◆ Activity:
The entries below are to be given back exactly, with images excluded.

◆ Records to use:
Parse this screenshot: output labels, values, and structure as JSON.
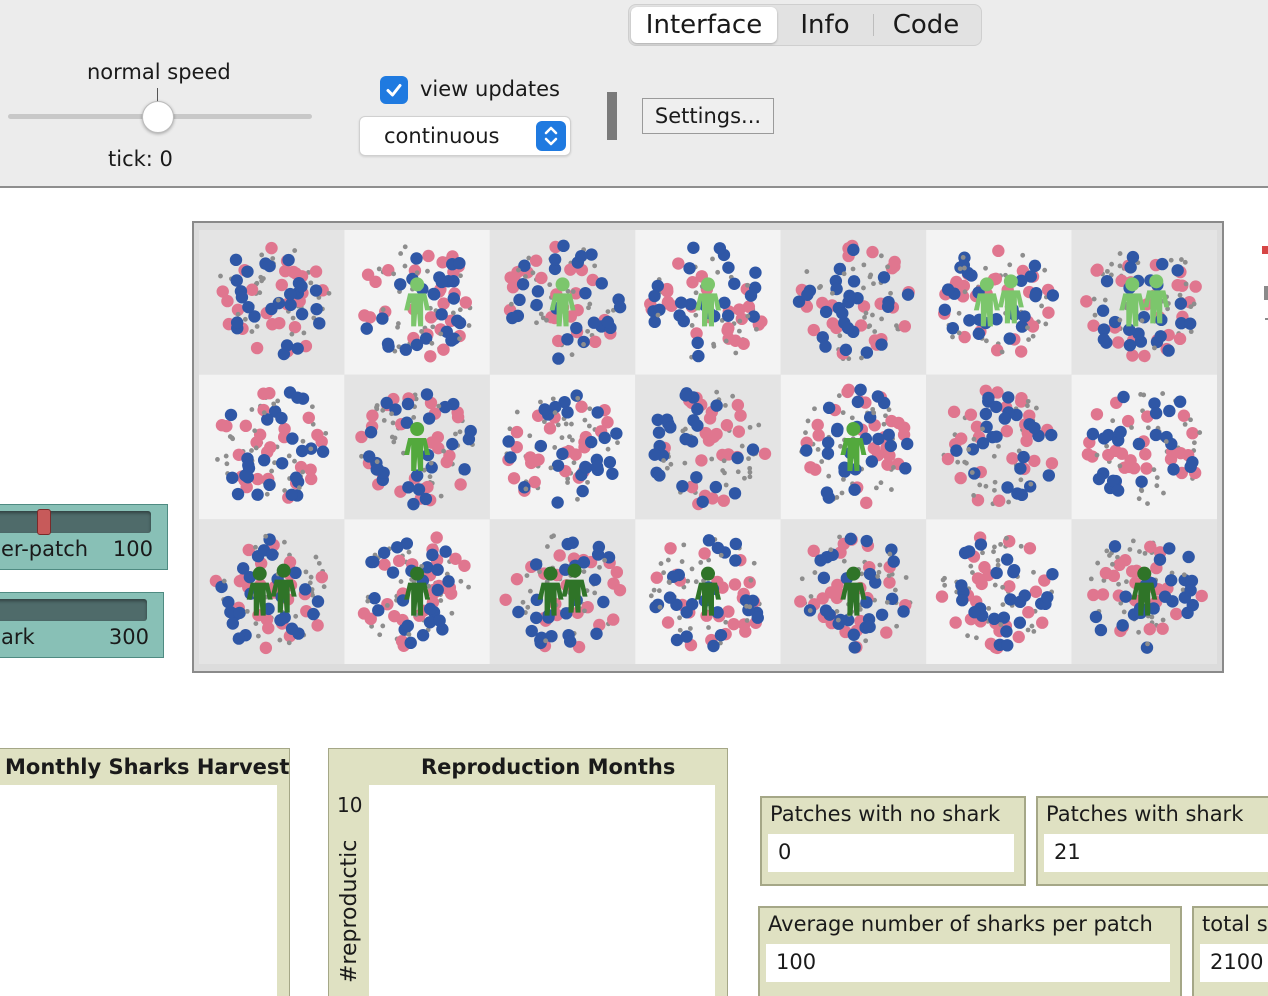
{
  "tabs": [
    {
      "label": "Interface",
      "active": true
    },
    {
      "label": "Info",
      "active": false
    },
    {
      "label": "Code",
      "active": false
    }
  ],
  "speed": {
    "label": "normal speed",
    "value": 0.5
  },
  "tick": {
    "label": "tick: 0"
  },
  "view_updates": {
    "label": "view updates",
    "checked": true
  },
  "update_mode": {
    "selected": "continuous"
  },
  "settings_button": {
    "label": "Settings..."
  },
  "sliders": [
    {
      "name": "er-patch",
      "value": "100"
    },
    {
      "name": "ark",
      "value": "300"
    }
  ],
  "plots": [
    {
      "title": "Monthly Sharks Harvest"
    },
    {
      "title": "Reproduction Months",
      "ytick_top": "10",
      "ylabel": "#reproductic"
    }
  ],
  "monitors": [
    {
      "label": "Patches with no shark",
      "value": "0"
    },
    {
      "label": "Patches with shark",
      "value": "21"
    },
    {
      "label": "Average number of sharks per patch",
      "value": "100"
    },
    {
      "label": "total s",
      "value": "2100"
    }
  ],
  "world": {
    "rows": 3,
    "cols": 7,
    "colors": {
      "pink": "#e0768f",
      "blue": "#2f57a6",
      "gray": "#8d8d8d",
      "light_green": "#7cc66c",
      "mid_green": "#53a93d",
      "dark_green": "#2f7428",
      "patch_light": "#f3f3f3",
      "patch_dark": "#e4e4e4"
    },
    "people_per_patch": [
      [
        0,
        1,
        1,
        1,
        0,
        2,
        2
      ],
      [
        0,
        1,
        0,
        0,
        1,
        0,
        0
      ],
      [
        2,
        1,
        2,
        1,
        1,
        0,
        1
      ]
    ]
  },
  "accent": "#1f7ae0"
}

◆ Answer to this exercise:
Parse this screenshot: output labels, values, and structure as JSON.
{
  "tabs": [
    {
      "label": "Interface",
      "active": true
    },
    {
      "label": "Info",
      "active": false
    },
    {
      "label": "Code",
      "active": false
    }
  ],
  "speed": {
    "label": "normal speed",
    "value": 0.5
  },
  "tick": {
    "label": "tick: 0"
  },
  "view_updates": {
    "label": "view updates",
    "checked": true
  },
  "update_mode": {
    "selected": "continuous"
  },
  "settings_button": {
    "label": "Settings..."
  },
  "sliders": [
    {
      "name": "er-patch",
      "value": "100"
    },
    {
      "name": "ark",
      "value": "300"
    }
  ],
  "plots": [
    {
      "title": "Monthly Sharks Harvest"
    },
    {
      "title": "Reproduction Months",
      "ytick_top": "10",
      "ylabel": "#reproductic"
    }
  ],
  "monitors": [
    {
      "label": "Patches with no shark",
      "value": "0"
    },
    {
      "label": "Patches with shark",
      "value": "21"
    },
    {
      "label": "Average number of sharks per patch",
      "value": "100"
    },
    {
      "label": "total s",
      "value": "2100"
    }
  ],
  "world": {
    "rows": 3,
    "cols": 7,
    "colors": {
      "pink": "#e0768f",
      "blue": "#2f57a6",
      "gray": "#8d8d8d",
      "light_green": "#7cc66c",
      "mid_green": "#53a93d",
      "dark_green": "#2f7428",
      "patch_light": "#f3f3f3",
      "patch_dark": "#e4e4e4"
    },
    "people_per_patch": [
      [
        0,
        1,
        1,
        1,
        0,
        2,
        2
      ],
      [
        0,
        1,
        0,
        0,
        1,
        0,
        0
      ],
      [
        2,
        1,
        2,
        1,
        1,
        0,
        1
      ]
    ]
  },
  "accent": "#1f7ae0"
}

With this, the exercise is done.